An Oxford University report is calling on the coalition government to promote mutuals in order to aid economic stability in the financial system.
The report, to be launched at all three major political party conferences, argues that a stronger mutual sector would promote effective competition and mitigate against systemic risk. It urges the government not to return to the ‘business as usual model’ for the financial services sector, which proved such a risk to the economy.
The report produces a raft of recommendations to help the government to support its Coalition Agreement commitment to foster diversity in financial services and promote mutuals.
Key recommendations from the report include:
On Financial Regulation:
• Making a binding requirement for the new Regulator to promote diversity of ownership
• Appointing a new Head of Mutuals Policy, to co-ordinate the Regulator’s work with mutuals
On HM Treasury policy:
• Appointing a Minister for Mutuals, with a suitably senior support team to work across Government departments
In the foreword to the report, Chief Secretary to the Treasury, Rt Hon Danny Alexander MP, said: ‘Building societies, friendly societies, mutual insurers, co-operatives and credit unions all have long traditions of providing an alternative to shareholder owned businesses and provide choice and competition that is valued both by consumers and by the government. I welcome this report as a contribution to this crucial debate as to how we can best deliver a stable and diverse financial services sector.’

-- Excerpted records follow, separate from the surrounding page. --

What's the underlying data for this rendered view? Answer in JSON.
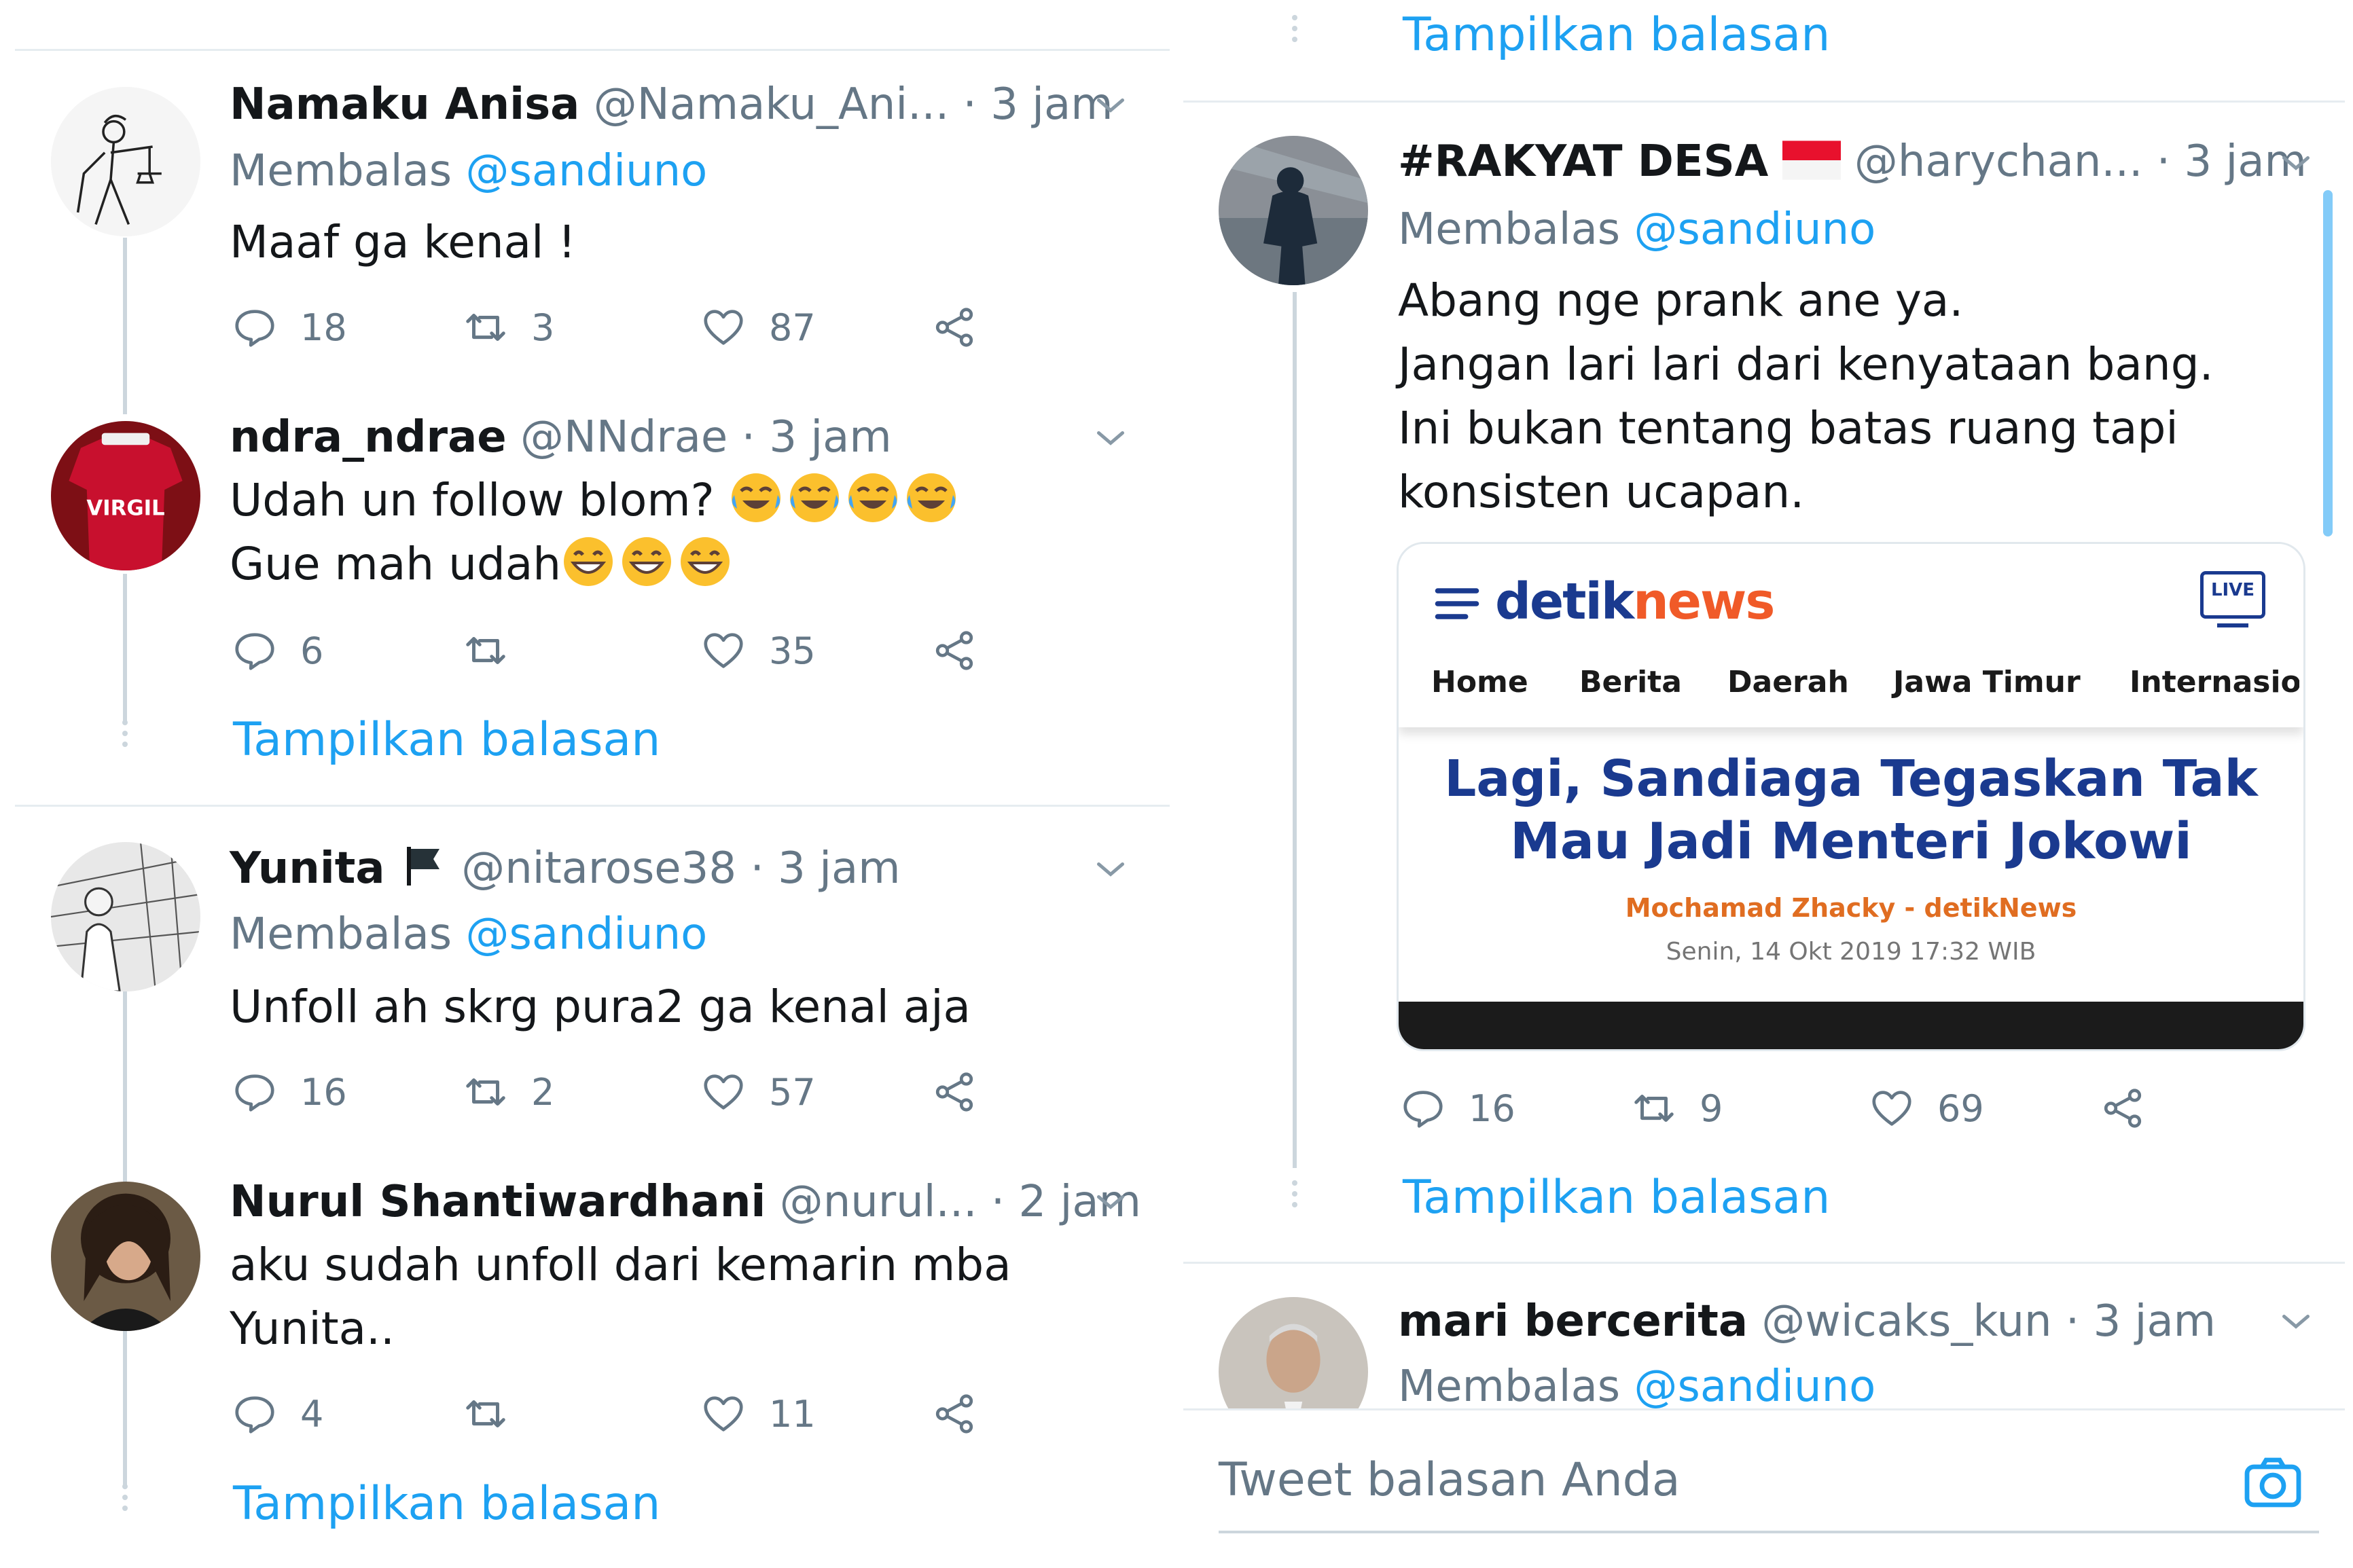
{
  "left": {
    "tweets": [
      {
        "name": "Namaku Anisa",
        "handle": "@Namaku_Ani...",
        "time": "· 3 jam",
        "reply_prefix": "Membalas",
        "reply_to": "@sandiuno",
        "text_lines": [
          "Maaf ga kenal !"
        ],
        "replies": "18",
        "retweets": "3",
        "likes": "87"
      },
      {
        "name": "ndra_ndrae",
        "handle": "@NNdrae",
        "time": "· 3 jam",
        "text_lines": [
          "Udah un follow blom?",
          "Gue mah udah"
        ],
        "replies": "6",
        "retweets": "",
        "likes": "35",
        "avatar_text": "VIRGIL"
      },
      {
        "name": "Yunita",
        "handle": "@nitarose38",
        "time": "· 3 jam",
        "reply_prefix": "Membalas",
        "reply_to": "@sandiuno",
        "text_lines": [
          "Unfoll ah skrg pura2 ga kenal aja"
        ],
        "replies": "16",
        "retweets": "2",
        "likes": "57"
      },
      {
        "name": "Nurul Shantiwardhani",
        "handle": "@nurul...",
        "time": "· 2 jam",
        "text_lines": [
          "aku sudah unfoll dari kemarin mba",
          "Yunita.."
        ],
        "replies": "4",
        "retweets": "",
        "likes": "11"
      }
    ],
    "show_replies_1": "Tampilkan balasan",
    "show_replies_2": "Tampilkan balasan"
  },
  "right": {
    "show_replies_top": "Tampilkan balasan",
    "tweet": {
      "name": "#RAKYAT DESA",
      "handle": "@harychan...",
      "time": "· 3 jam",
      "reply_prefix": "Membalas",
      "reply_to": "@sandiuno",
      "text_lines": [
        "Abang nge prank ane ya.",
        "Jangan lari lari dari kenyataan bang.",
        "Ini bukan tentang batas ruang tapi",
        "konsisten ucapan."
      ],
      "replies": "16",
      "retweets": "9",
      "likes": "69"
    },
    "card": {
      "brand_detik": "detik",
      "brand_news": "news",
      "live_label": "LIVE",
      "nav": [
        "Home",
        "Berita",
        "Daerah",
        "Jawa Timur",
        "Internasio"
      ],
      "headline_lines": [
        "Lagi, Sandiaga Tegaskan Tak",
        "Mau Jadi Menteri Jokowi"
      ],
      "byline": "Mochamad Zhacky - detikNews",
      "date": "Senin, 14 Okt 2019 17:32 WIB"
    },
    "show_replies_bottom": "Tampilkan balasan",
    "tweet2": {
      "name": "mari bercerita",
      "handle": "@wicaks_kun",
      "time": "· 3 jam",
      "reply_prefix": "Membalas",
      "reply_to": "@sandiuno"
    },
    "compose_placeholder": "Tweet balasan Anda"
  },
  "colors": {
    "accent": "#1da1f2",
    "muted": "#657786",
    "text": "#14171a",
    "divider": "#e6ecf0",
    "detik_blue": "#1a3a8f",
    "detik_orange": "#f05a28"
  }
}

Report author Professor Jonathan Michie, Director of the Oxford Centre for Mutual and Employee-Owned Business, said: ‘The government must not allow the UK’s financial services sector to return to the “business as usual” model that has proved so costly to the economy and to public finances. Already we have seen a return to the bonus culture, which is fuelled by profits boosted by the increased market power of banks which have been rescued by the taxpayer. It is vital that the banks face competition from mutuals, which would also reduce the risk of the credit crunch being repeated.’